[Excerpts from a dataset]
- - - - -

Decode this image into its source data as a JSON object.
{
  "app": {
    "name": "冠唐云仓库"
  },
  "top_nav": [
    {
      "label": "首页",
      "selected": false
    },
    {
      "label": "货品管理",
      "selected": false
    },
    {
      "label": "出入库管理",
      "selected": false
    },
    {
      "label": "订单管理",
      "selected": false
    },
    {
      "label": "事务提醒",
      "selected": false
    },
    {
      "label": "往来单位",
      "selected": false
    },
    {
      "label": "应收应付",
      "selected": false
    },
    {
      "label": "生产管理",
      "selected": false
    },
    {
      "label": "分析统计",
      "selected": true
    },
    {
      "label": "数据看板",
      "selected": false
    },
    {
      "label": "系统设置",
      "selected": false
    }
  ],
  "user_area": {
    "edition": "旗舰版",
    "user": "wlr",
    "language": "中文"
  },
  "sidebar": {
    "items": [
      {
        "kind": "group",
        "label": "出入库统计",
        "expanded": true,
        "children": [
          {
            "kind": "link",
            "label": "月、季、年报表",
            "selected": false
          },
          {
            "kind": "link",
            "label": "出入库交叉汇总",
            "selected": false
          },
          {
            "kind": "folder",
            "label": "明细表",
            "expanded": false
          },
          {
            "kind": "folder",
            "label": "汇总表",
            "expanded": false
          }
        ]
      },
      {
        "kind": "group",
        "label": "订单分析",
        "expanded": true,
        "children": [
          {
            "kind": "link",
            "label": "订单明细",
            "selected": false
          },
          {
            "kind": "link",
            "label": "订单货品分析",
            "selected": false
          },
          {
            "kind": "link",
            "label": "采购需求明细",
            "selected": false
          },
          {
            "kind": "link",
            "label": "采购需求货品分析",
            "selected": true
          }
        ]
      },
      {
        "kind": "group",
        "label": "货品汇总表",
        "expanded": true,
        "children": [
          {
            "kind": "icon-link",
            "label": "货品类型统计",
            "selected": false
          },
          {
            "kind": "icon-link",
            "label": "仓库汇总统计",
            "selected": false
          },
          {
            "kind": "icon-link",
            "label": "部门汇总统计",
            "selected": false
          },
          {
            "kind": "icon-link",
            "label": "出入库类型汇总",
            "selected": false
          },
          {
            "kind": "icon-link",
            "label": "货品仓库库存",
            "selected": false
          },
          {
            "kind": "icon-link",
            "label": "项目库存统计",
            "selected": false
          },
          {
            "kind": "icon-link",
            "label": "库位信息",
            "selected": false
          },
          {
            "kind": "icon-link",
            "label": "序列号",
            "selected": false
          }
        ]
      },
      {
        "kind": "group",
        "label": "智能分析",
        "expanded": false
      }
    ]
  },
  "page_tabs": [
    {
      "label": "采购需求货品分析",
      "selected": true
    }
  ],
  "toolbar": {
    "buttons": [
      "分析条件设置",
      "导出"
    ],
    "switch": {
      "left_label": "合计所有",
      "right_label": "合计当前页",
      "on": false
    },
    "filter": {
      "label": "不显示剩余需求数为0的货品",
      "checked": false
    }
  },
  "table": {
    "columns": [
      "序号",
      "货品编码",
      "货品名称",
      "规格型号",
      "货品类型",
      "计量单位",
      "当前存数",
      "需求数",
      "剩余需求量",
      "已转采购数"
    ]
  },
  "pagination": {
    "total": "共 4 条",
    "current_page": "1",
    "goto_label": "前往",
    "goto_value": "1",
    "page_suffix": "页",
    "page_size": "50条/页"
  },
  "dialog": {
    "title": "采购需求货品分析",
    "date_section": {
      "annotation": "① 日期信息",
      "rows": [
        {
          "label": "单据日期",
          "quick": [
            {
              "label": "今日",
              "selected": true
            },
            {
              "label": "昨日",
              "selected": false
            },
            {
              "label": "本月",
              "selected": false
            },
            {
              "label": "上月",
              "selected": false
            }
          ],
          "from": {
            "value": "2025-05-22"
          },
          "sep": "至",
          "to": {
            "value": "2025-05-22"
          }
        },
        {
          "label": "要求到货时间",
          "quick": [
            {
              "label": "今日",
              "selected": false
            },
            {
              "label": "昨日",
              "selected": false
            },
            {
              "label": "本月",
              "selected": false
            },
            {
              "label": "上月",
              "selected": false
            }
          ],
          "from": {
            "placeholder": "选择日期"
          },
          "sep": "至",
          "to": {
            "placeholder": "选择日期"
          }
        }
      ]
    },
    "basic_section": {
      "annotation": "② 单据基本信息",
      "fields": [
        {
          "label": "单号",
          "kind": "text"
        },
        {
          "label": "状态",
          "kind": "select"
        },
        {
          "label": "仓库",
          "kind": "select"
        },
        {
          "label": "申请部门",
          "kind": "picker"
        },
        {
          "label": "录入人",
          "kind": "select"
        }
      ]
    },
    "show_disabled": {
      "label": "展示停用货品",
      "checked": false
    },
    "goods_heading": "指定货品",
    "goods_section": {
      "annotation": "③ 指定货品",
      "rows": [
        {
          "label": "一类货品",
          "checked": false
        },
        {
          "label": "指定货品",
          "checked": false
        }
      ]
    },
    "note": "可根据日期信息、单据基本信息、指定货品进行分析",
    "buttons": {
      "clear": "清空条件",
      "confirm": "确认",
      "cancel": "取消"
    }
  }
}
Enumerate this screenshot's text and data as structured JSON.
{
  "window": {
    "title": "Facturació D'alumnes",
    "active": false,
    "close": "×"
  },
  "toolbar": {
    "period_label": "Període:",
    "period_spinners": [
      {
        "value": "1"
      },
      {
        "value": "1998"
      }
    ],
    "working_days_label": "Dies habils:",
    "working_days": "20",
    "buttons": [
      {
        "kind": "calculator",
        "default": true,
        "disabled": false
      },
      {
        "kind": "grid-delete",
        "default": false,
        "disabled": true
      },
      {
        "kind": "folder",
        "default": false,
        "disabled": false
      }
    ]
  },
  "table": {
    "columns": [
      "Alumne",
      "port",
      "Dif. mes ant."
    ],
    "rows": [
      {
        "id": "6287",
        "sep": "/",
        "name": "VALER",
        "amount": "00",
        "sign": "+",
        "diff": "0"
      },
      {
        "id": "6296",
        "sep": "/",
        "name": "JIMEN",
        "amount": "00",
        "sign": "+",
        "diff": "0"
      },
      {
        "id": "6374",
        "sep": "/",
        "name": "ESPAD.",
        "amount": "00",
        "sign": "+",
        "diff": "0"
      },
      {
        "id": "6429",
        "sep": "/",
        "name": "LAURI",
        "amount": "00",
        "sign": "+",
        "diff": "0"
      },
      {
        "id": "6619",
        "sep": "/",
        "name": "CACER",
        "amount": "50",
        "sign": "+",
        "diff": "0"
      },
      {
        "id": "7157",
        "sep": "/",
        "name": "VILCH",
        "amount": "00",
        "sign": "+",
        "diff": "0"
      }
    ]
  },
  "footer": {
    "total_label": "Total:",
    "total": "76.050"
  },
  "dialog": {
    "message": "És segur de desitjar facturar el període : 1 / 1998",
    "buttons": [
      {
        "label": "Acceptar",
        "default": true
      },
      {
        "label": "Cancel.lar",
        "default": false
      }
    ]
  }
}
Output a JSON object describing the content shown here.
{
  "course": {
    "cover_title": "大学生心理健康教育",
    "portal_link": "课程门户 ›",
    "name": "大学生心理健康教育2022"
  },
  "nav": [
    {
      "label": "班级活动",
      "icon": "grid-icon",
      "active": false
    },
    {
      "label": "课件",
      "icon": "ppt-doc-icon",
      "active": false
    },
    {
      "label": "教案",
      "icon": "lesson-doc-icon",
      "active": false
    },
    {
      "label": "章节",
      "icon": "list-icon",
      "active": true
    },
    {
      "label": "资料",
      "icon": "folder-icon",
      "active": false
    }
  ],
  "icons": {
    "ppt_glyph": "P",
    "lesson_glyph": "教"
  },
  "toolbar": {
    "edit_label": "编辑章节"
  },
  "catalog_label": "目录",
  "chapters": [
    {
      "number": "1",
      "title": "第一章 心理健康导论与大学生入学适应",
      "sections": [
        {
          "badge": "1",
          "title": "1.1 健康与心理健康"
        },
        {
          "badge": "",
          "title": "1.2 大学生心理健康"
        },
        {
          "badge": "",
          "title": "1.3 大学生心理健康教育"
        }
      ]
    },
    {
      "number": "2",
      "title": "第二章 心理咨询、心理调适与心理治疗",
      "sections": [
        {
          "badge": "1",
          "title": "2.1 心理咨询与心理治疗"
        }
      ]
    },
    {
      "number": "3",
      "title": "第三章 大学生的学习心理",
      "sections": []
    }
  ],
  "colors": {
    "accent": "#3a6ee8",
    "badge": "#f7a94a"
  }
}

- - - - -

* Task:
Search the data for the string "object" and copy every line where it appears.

* Solution:
Decode this image into its source data as a JSON object.
Output a JSON object describing the content shown here.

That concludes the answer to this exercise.